So much for Microsoft's court win providing a neat and tidy defense against law enforcement requests for foreign data. As part of an FBI fraud investigation, a Philadelphia judge has ordered Google to obey search warrants for emails stored on servers outside the US. The court ruled that transferring the messages to the US didn't count as seizing foreign information, since there was no "meaningful" damage to the email account holder's "possessory interest" in that data. The privacy violation occurs when emails are disclosed in the US, the judge says.
Needless to say, Google isn't pleased. It directly cited Microsoft's victory as precedent, and argued that it had obeyed the warrant by handing over info that was stored in the US. The company believes that the judge "departed" from that precedent and intends to appeal the decision.
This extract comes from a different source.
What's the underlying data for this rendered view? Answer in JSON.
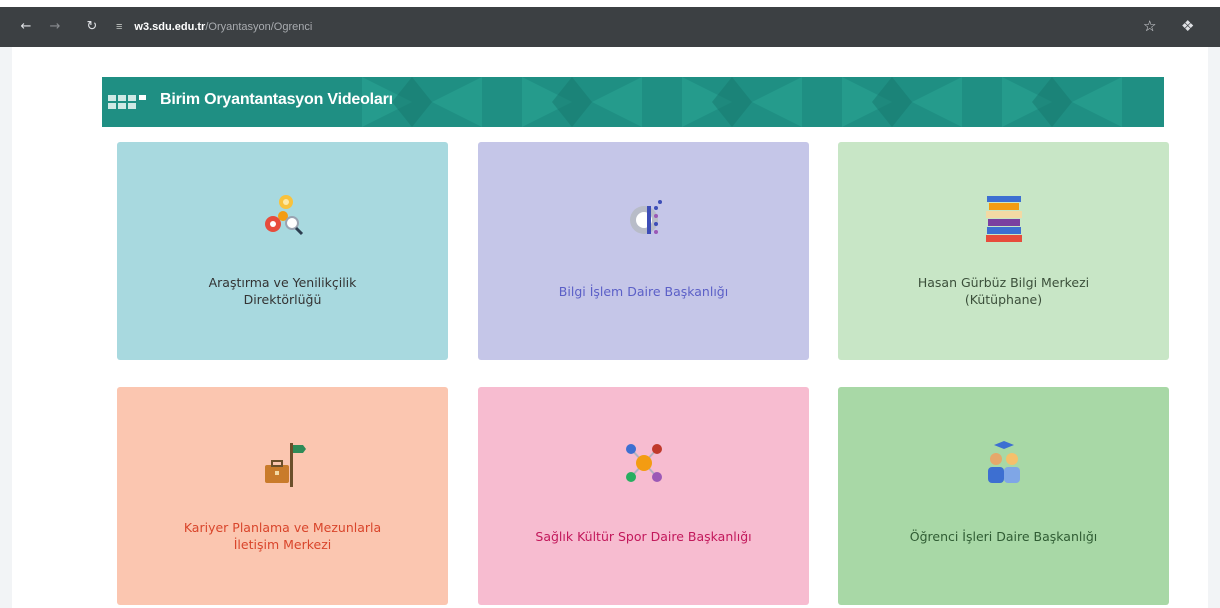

It wouldn't be surprising if the appeal works given that Microsoft's own case managed to survive legal scrutiny. It successfully contended that users outside the US would assume that their data was governed by local laws, and that police couldn't override those protections just because an American company is hosting the data. Either way, the ruling shows that there isn't yet a final answer on handling data beyond US borders.